-- Source material follows --
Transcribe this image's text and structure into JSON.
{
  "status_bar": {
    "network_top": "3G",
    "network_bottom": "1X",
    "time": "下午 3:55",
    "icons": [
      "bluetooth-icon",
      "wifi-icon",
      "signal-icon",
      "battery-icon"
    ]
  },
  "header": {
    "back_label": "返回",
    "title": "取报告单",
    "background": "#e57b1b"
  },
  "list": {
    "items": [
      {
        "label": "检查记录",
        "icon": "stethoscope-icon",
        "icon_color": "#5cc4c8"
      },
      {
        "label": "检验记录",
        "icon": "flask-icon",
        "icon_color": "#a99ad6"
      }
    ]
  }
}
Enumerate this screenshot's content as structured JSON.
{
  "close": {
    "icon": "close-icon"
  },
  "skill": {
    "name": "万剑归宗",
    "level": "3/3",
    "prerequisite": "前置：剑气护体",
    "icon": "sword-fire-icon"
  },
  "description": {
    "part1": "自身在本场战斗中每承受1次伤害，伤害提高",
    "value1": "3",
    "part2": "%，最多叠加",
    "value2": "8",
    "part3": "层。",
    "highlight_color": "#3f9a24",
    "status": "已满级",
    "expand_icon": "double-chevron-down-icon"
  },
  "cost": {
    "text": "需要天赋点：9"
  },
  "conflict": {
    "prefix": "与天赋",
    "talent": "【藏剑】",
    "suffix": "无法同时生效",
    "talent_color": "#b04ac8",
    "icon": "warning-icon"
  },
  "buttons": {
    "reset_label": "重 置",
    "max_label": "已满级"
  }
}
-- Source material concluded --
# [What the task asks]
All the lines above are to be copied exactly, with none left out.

# [Task solution]
Transcribe this image's text and structure into JSON.
{
  "status_bar": {
    "network_top": "3G",
    "network_bottom": "1X",
    "time": "下午 3:55",
    "icons": [
      "bluetooth-icon",
      "wifi-icon",
      "signal-icon",
      "battery-icon"
    ]
  },
  "header": {
    "back_label": "返回",
    "title": "取报告单",
    "background": "#e57b1b"
  },
  "list": {
    "items": [
      {
        "label": "检查记录",
        "icon": "stethoscope-icon",
        "icon_color": "#5cc4c8"
      },
      {
        "label": "检验记录",
        "icon": "flask-icon",
        "icon_color": "#a99ad6"
      }
    ]
  }
}
Enumerate this screenshot's content as structured JSON.
{
  "close": {
    "icon": "close-icon"
  },
  "skill": {
    "name": "万剑归宗",
    "level": "3/3",
    "prerequisite": "前置：剑气护体",
    "icon": "sword-fire-icon"
  },
  "description": {
    "part1": "自身在本场战斗中每承受1次伤害，伤害提高",
    "value1": "3",
    "part2": "%，最多叠加",
    "value2": "8",
    "part3": "层。",
    "highlight_color": "#3f9a24",
    "status": "已满级",
    "expand_icon": "double-chevron-down-icon"
  },
  "cost": {
    "text": "需要天赋点：9"
  },
  "conflict": {
    "prefix": "与天赋",
    "talent": "【藏剑】",
    "suffix": "无法同时生效",
    "talent_color": "#b04ac8",
    "icon": "warning-icon"
  },
  "buttons": {
    "reset_label": "重 置",
    "max_label": "已满级"
  }
}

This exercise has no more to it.